BRIEF:
Each line with the word "value" must appear in the answer, copied from the records.

ENTRIES PROVIDED:

********

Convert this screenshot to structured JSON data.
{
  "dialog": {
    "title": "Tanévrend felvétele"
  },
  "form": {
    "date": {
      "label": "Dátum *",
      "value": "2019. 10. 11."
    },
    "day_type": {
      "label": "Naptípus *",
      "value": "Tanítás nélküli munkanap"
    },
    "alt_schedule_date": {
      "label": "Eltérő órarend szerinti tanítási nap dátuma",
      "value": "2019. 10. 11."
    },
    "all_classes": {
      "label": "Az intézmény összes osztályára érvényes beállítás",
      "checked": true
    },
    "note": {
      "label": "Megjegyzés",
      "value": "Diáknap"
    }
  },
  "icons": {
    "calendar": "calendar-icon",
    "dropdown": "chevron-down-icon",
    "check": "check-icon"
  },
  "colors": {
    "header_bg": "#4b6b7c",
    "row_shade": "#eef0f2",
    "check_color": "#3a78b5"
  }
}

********

OUTPUT OF THE EXERCISE:
      "value": "2019. 10. 11."
      "value": "Tanítás nélküli munkanap"
      "value": "2019. 10. 11."
      "value": "Diáknap"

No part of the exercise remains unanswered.